Changes to some Oranga Tamariki policies have appeared on the agency’s website following a Newsroom investigation that was ordered off air by the court.
The children’s ministry Oranga Tamariki has created extensive new guidance for staff around children placed with non-kin caregivers following a Newsroom investigation into the uplift of a sibling group from the South Island late last year.
The policy was uploaded on February 17 to Oranga Tamariki’s website under their Practice Centre section, which provides resources and guidance for staff on how to work with tamariki and their whānau.
Entitled ‘Ensuring a safe, stable and loving home when tamariki are living with non-whānau caregivers’, it goes on to say: “We need to honour existing commitments or agreements to support permanent care. We only change the existing care arrangement if there is a significant change in the circumstances of te tamaiti or their caregiver.”
It reminds practitioners to work with all parties together, including whānau, hapū, iwi, caregivers and te tamaiti, and that the best interests and wellbeing of te tamaiti must be centred in their decision making. The guidance also reminds staff that any transitions of children between caregivers must be handled with care and in accordance with the agency’s transition policy.
When approached for comment, the office of Minister for Children Kelvin Davis said the matter was operational and directed Newsroom to Oranga Tamariki, which confirmed the policy and associated guidance and resources had been updated last week.
When asked why, the Oranga Tamariki spokesperson said this practice has been in place since the introduction of new legislation in July 2019, known as 7AA, but that “this updated and clearer formal policy has been developed over many months and reinforces our commitment to Section 7AA. It’s also important to note that the guiding principles that informed this policy have underpinned social work practice for many years, including the principle of ensuring that wherever possible tamariki Māori remain connected to their whānau and whakapapa.
“The policy reinforces that, if children and young people are unable to go home, we must strive to achieve permanent care that meets their needs from within their family, whānau, hapū, iwi or family group.
“Our policy is now clearer that non-whānau permanent care is an exception and can only occur where no family, whānau, hapū, iwi or family group alternatives which meet the child’s needs are available.”
The spokesperson then pointed Newsroom to the section of the page that covers revisiting care arrangement only if there has been a significant change in the circumstances of te tamaiti or their caregiver.
Newsroom’s documentary investigating a reverse uplift case from the South Island in December, which led to a review ordered by Kelvin Davis and now this change of policy, has been removed from our website by court order after the Solicitor-General alleged it contained details that might identify the children involved.

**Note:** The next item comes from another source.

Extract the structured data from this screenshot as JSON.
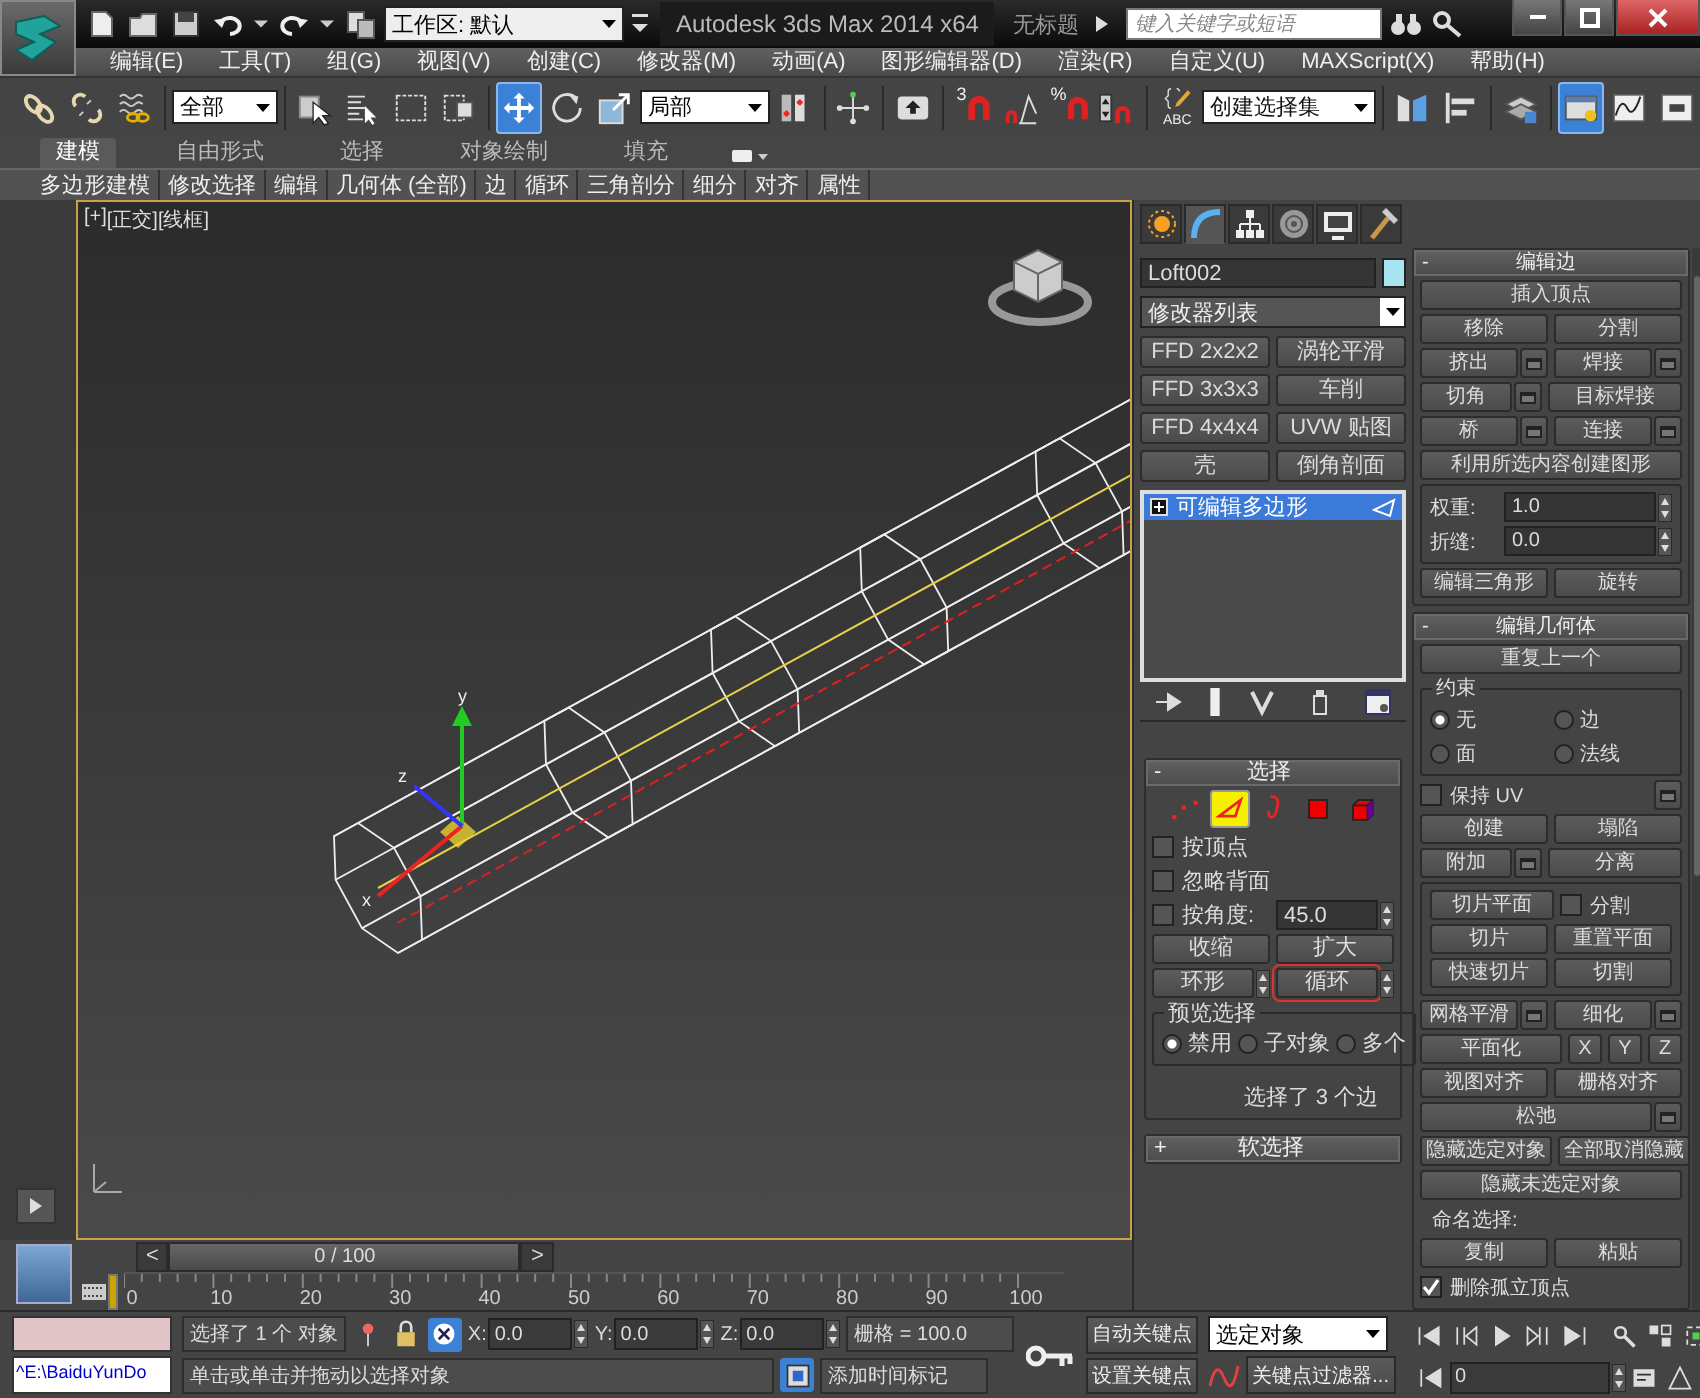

The interim injunction granted by the High Court remains in place so the report on that case cannot be traversed again here.
Following the story, Newsroom was inundated with people sharing their stories of children being abruptly uplifted or threatened with movement from stable placements, often to be placed in unfamiliar homes. Critics of Oranga Tamariki’s actions in these instances told Newsroom they believed this was a blunt policy to fulfill a new mandate to return as many children to family as possible.
This wave of reverse uplifts came on the back of more than two years of Newsroom investigations into the child protection agency, including a documentary into the attempted uplift of a newborn from his mother at Hawke’s Bay Hospital in 2019 which sparked five separate inquiries, four of which slammed the agency, and an urgent Waitangi Tribunal hearing, which is still underway.
Shocking structural racism revealed pēpi Māori were five times more likely to be taken into care than non-Māori.
After the release of the reverse uplift story, new minister for children Kelvin Davis demanded a formal review from the chief social worker and called an interim halt to the reverse uplifts. This limited internal review concluded the children’s removal could be justified, but that it “raised further questions for the minister around some system-wide processes within Oranga Tamariki and how these processes are being applied.”
Then on January 22, following repeated calls from Māori leaders for her resignation, Oranga Tamariki CEO Grainne Moss finally stood down. Moss had been at the helm of the agency since its inception almost four years ago, following the disestablishment of its predecessor Child, Youth and Family (CYF).
A Māori-led watchdog was immediately set up to oversee the ministry, and an acting CEO installed, Sir Wira Gardiner, who once led Te Puni Kokiri.
The advisory board, led by Māori Council chair Matthew Tukaki and joined by prominent iwi figures Dame Naida Glavish and Tā Mark Solomon, with leading social worker Shannon Pakura, will provide an initial report to Davis by June 30.
The caregivers from Newsroom’s reverse uplift story are awaiting a report from the Ombudsman into their case. The couple were expecting the report earlier this month but have been told Oranga Tamariki has asked for an extension to address the issues raised in the report before it can be released.